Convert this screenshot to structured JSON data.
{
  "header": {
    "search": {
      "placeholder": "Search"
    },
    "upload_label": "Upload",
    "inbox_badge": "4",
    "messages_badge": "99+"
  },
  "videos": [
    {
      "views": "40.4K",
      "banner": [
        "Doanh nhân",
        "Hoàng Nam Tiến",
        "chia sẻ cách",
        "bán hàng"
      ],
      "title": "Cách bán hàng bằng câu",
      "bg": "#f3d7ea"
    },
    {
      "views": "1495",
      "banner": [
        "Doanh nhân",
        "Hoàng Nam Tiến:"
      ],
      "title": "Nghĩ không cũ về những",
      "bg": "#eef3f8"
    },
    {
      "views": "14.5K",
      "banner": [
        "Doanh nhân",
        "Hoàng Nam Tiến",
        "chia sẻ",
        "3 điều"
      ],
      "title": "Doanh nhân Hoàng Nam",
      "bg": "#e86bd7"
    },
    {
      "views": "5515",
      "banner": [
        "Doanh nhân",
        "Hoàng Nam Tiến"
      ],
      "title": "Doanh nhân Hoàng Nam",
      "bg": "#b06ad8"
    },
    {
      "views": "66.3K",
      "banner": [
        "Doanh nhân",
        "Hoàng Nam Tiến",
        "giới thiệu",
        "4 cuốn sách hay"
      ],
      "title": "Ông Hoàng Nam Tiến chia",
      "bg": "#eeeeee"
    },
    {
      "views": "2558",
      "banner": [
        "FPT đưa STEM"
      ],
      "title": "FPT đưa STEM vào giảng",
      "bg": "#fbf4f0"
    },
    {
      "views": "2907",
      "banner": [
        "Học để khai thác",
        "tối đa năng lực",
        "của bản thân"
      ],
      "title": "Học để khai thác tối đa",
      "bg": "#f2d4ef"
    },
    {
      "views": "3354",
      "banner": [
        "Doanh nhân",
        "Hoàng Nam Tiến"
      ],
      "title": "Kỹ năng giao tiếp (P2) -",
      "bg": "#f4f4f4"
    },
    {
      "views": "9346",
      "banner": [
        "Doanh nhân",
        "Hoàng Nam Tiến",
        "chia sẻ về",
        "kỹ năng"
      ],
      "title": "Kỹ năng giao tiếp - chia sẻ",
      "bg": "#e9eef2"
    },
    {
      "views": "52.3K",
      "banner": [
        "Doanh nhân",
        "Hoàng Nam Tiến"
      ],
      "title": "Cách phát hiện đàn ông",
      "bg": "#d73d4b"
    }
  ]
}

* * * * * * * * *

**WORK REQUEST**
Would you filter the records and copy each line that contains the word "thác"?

**SOLUTION FOR THIS EXERCISE**
        "Học để khai thác",
      "title": "Học để khai thác tối đa",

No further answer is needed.